Dataset rows for apps and sites:
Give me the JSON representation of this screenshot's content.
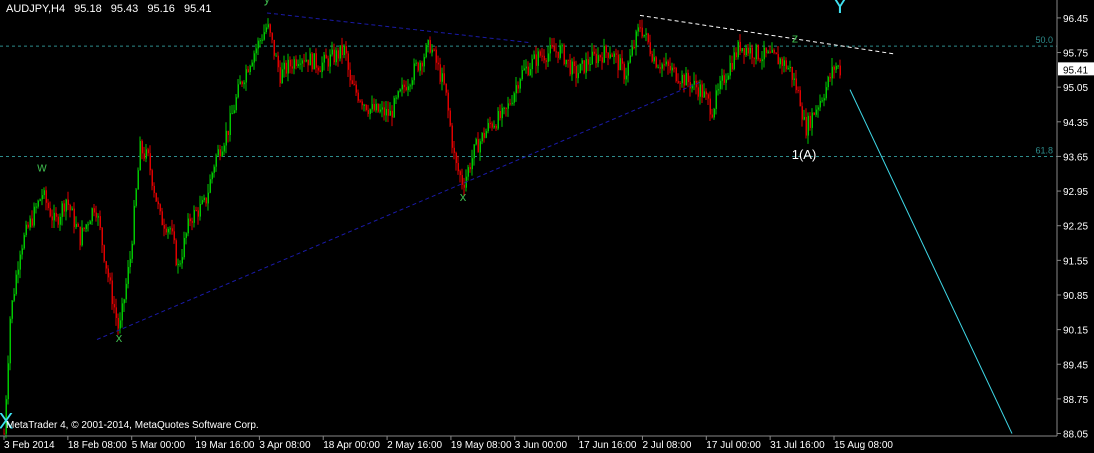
{
  "header": {
    "symbol": "AUDJPY,H4",
    "open": "95.18",
    "high": "95.43",
    "low": "95.16",
    "close": "95.41"
  },
  "footer": {
    "copyright": "MetaTrader 4, © 2001-2014, MetaQuotes Software Corp."
  },
  "colors": {
    "background": "#000000",
    "bull": "#00c800",
    "bear": "#e00000",
    "grid": "#2a4a4a",
    "trendline": "#1a1aa8",
    "label_green": "#3cb44b",
    "label_cyan": "#40e0f0",
    "projection": "#3fd9e8"
  },
  "chart_data": {
    "type": "candlestick",
    "symbol": "AUDJPY",
    "timeframe": "H4",
    "x_ticks": [
      "3 Feb 2014",
      "18 Feb 08:00",
      "5 Mar 00:00",
      "19 Mar 16:00",
      "3 Apr 08:00",
      "18 Apr 00:00",
      "2 May 16:00",
      "19 May 08:00",
      "3 Jun 00:00",
      "17 Jun 16:00",
      "2 Jul 08:00",
      "17 Jul 00:00",
      "31 Jul 16:00",
      "15 Aug 08:00"
    ],
    "y_ticks": [
      "96.45",
      "95.75",
      "95.05",
      "94.35",
      "93.65",
      "92.95",
      "92.25",
      "91.55",
      "90.85",
      "90.15",
      "89.45",
      "88.75",
      "88.05"
    ],
    "ylim": [
      88.0,
      96.65
    ],
    "current_price": "95.41",
    "fib_levels": [
      {
        "label": "50.0",
        "value": 95.88
      },
      {
        "label": "61.8",
        "value": 93.65
      }
    ],
    "wave_labels": [
      {
        "text": "X",
        "bar": 6,
        "price": 88.15,
        "color": "cyan"
      },
      {
        "text": "w",
        "bar": 42,
        "price": 93.35,
        "color": "green"
      },
      {
        "text": "x",
        "bar": 119,
        "price": 89.9,
        "color": "green"
      },
      {
        "text": "y",
        "bar": 267,
        "price": 96.75,
        "color": "green"
      },
      {
        "text": "x",
        "bar": 463,
        "price": 92.75,
        "color": "green"
      },
      {
        "text": "z",
        "bar": 795,
        "price": 95.95,
        "color": "green"
      },
      {
        "text": "Y",
        "bar": 840,
        "price": 96.55,
        "color": "cyan"
      },
      {
        "text": "1(A)",
        "bar": 804,
        "price": 93.6,
        "color": "white"
      }
    ],
    "trendlines": [
      {
        "from": {
          "bar": 97,
          "price": 89.95
        },
        "to": {
          "bar": 700,
          "price": 95.15
        },
        "color": "trendline"
      },
      {
        "from": {
          "bar": 267,
          "price": 96.55
        },
        "to": {
          "bar": 530,
          "price": 95.95
        },
        "color": "trendline"
      },
      {
        "from": {
          "bar": 640,
          "price": 96.5
        },
        "to": {
          "bar": 895,
          "price": 95.72
        },
        "color": "white",
        "dashed": true
      },
      {
        "from": {
          "bar": 850,
          "price": 95.0
        },
        "to": {
          "bar": 1012,
          "price": 88.05
        },
        "color": "projection",
        "dashed": false
      }
    ],
    "price_path": [
      [
        4,
        88.05
      ],
      [
        10,
        90.4
      ],
      [
        20,
        91.8
      ],
      [
        42,
        92.9
      ],
      [
        55,
        92.3
      ],
      [
        66,
        92.8
      ],
      [
        80,
        92.0
      ],
      [
        95,
        92.7
      ],
      [
        110,
        91.0
      ],
      [
        119,
        90.1
      ],
      [
        130,
        91.6
      ],
      [
        140,
        93.8
      ],
      [
        148,
        93.6
      ],
      [
        160,
        92.4
      ],
      [
        170,
        92.2
      ],
      [
        178,
        91.4
      ],
      [
        190,
        92.4
      ],
      [
        205,
        92.7
      ],
      [
        215,
        93.6
      ],
      [
        228,
        94.2
      ],
      [
        240,
        95.1
      ],
      [
        250,
        95.6
      ],
      [
        267,
        96.3
      ],
      [
        280,
        95.3
      ],
      [
        300,
        95.7
      ],
      [
        320,
        95.5
      ],
      [
        345,
        95.8
      ],
      [
        350,
        95.1
      ],
      [
        370,
        94.6
      ],
      [
        390,
        94.5
      ],
      [
        405,
        95.1
      ],
      [
        430,
        95.9
      ],
      [
        445,
        95.0
      ],
      [
        455,
        93.5
      ],
      [
        463,
        93.1
      ],
      [
        475,
        93.8
      ],
      [
        490,
        94.3
      ],
      [
        505,
        94.5
      ],
      [
        520,
        95.3
      ],
      [
        540,
        95.7
      ],
      [
        560,
        95.8
      ],
      [
        575,
        95.3
      ],
      [
        590,
        95.6
      ],
      [
        610,
        95.8
      ],
      [
        625,
        95.3
      ],
      [
        640,
        96.3
      ],
      [
        655,
        95.6
      ],
      [
        670,
        95.4
      ],
      [
        685,
        95.2
      ],
      [
        700,
        95.0
      ],
      [
        712,
        94.6
      ],
      [
        725,
        95.3
      ],
      [
        740,
        95.9
      ],
      [
        760,
        95.7
      ],
      [
        780,
        95.6
      ],
      [
        790,
        95.4
      ],
      [
        800,
        94.8
      ],
      [
        805,
        94.2
      ],
      [
        815,
        94.6
      ],
      [
        825,
        95.0
      ],
      [
        835,
        95.5
      ],
      [
        840,
        95.41
      ]
    ]
  }
}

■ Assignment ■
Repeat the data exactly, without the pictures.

■ Your response ■
Give me the JSON representation of this screenshot's content.
{
  "header": {
    "symbol": "AUDJPY,H4",
    "open": "95.18",
    "high": "95.43",
    "low": "95.16",
    "close": "95.41"
  },
  "footer": {
    "copyright": "MetaTrader 4, © 2001-2014, MetaQuotes Software Corp."
  },
  "colors": {
    "background": "#000000",
    "bull": "#00c800",
    "bear": "#e00000",
    "grid": "#2a4a4a",
    "trendline": "#1a1aa8",
    "label_green": "#3cb44b",
    "label_cyan": "#40e0f0",
    "projection": "#3fd9e8"
  },
  "chart_data": {
    "type": "candlestick",
    "symbol": "AUDJPY",
    "timeframe": "H4",
    "x_ticks": [
      "3 Feb 2014",
      "18 Feb 08:00",
      "5 Mar 00:00",
      "19 Mar 16:00",
      "3 Apr 08:00",
      "18 Apr 00:00",
      "2 May 16:00",
      "19 May 08:00",
      "3 Jun 00:00",
      "17 Jun 16:00",
      "2 Jul 08:00",
      "17 Jul 00:00",
      "31 Jul 16:00",
      "15 Aug 08:00"
    ],
    "y_ticks": [
      "96.45",
      "95.75",
      "95.05",
      "94.35",
      "93.65",
      "92.95",
      "92.25",
      "91.55",
      "90.85",
      "90.15",
      "89.45",
      "88.75",
      "88.05"
    ],
    "ylim": [
      88.0,
      96.65
    ],
    "current_price": "95.41",
    "fib_levels": [
      {
        "label": "50.0",
        "value": 95.88
      },
      {
        "label": "61.8",
        "value": 93.65
      }
    ],
    "wave_labels": [
      {
        "text": "X",
        "bar": 6,
        "price": 88.15,
        "color": "cyan"
      },
      {
        "text": "w",
        "bar": 42,
        "price": 93.35,
        "color": "green"
      },
      {
        "text": "x",
        "bar": 119,
        "price": 89.9,
        "color": "green"
      },
      {
        "text": "y",
        "bar": 267,
        "price": 96.75,
        "color": "green"
      },
      {
        "text": "x",
        "bar": 463,
        "price": 92.75,
        "color": "green"
      },
      {
        "text": "z",
        "bar": 795,
        "price": 95.95,
        "color": "green"
      },
      {
        "text": "Y",
        "bar": 840,
        "price": 96.55,
        "color": "cyan"
      },
      {
        "text": "1(A)",
        "bar": 804,
        "price": 93.6,
        "color": "white"
      }
    ],
    "trendlines": [
      {
        "from": {
          "bar": 97,
          "price": 89.95
        },
        "to": {
          "bar": 700,
          "price": 95.15
        },
        "color": "trendline"
      },
      {
        "from": {
          "bar": 267,
          "price": 96.55
        },
        "to": {
          "bar": 530,
          "price": 95.95
        },
        "color": "trendline"
      },
      {
        "from": {
          "bar": 640,
          "price": 96.5
        },
        "to": {
          "bar": 895,
          "price": 95.72
        },
        "color": "white",
        "dashed": true
      },
      {
        "from": {
          "bar": 850,
          "price": 95.0
        },
        "to": {
          "bar": 1012,
          "price": 88.05
        },
        "color": "projection",
        "dashed": false
      }
    ],
    "price_path": [
      [
        4,
        88.05
      ],
      [
        10,
        90.4
      ],
      [
        20,
        91.8
      ],
      [
        42,
        92.9
      ],
      [
        55,
        92.3
      ],
      [
        66,
        92.8
      ],
      [
        80,
        92.0
      ],
      [
        95,
        92.7
      ],
      [
        110,
        91.0
      ],
      [
        119,
        90.1
      ],
      [
        130,
        91.6
      ],
      [
        140,
        93.8
      ],
      [
        148,
        93.6
      ],
      [
        160,
        92.4
      ],
      [
        170,
        92.2
      ],
      [
        178,
        91.4
      ],
      [
        190,
        92.4
      ],
      [
        205,
        92.7
      ],
      [
        215,
        93.6
      ],
      [
        228,
        94.2
      ],
      [
        240,
        95.1
      ],
      [
        250,
        95.6
      ],
      [
        267,
        96.3
      ],
      [
        280,
        95.3
      ],
      [
        300,
        95.7
      ],
      [
        320,
        95.5
      ],
      [
        345,
        95.8
      ],
      [
        350,
        95.1
      ],
      [
        370,
        94.6
      ],
      [
        390,
        94.5
      ],
      [
        405,
        95.1
      ],
      [
        430,
        95.9
      ],
      [
        445,
        95.0
      ],
      [
        455,
        93.5
      ],
      [
        463,
        93.1
      ],
      [
        475,
        93.8
      ],
      [
        490,
        94.3
      ],
      [
        505,
        94.5
      ],
      [
        520,
        95.3
      ],
      [
        540,
        95.7
      ],
      [
        560,
        95.8
      ],
      [
        575,
        95.3
      ],
      [
        590,
        95.6
      ],
      [
        610,
        95.8
      ],
      [
        625,
        95.3
      ],
      [
        640,
        96.3
      ],
      [
        655,
        95.6
      ],
      [
        670,
        95.4
      ],
      [
        685,
        95.2
      ],
      [
        700,
        95.0
      ],
      [
        712,
        94.6
      ],
      [
        725,
        95.3
      ],
      [
        740,
        95.9
      ],
      [
        760,
        95.7
      ],
      [
        780,
        95.6
      ],
      [
        790,
        95.4
      ],
      [
        800,
        94.8
      ],
      [
        805,
        94.2
      ],
      [
        815,
        94.6
      ],
      [
        825,
        95.0
      ],
      [
        835,
        95.5
      ],
      [
        840,
        95.41
      ]
    ]
  }
}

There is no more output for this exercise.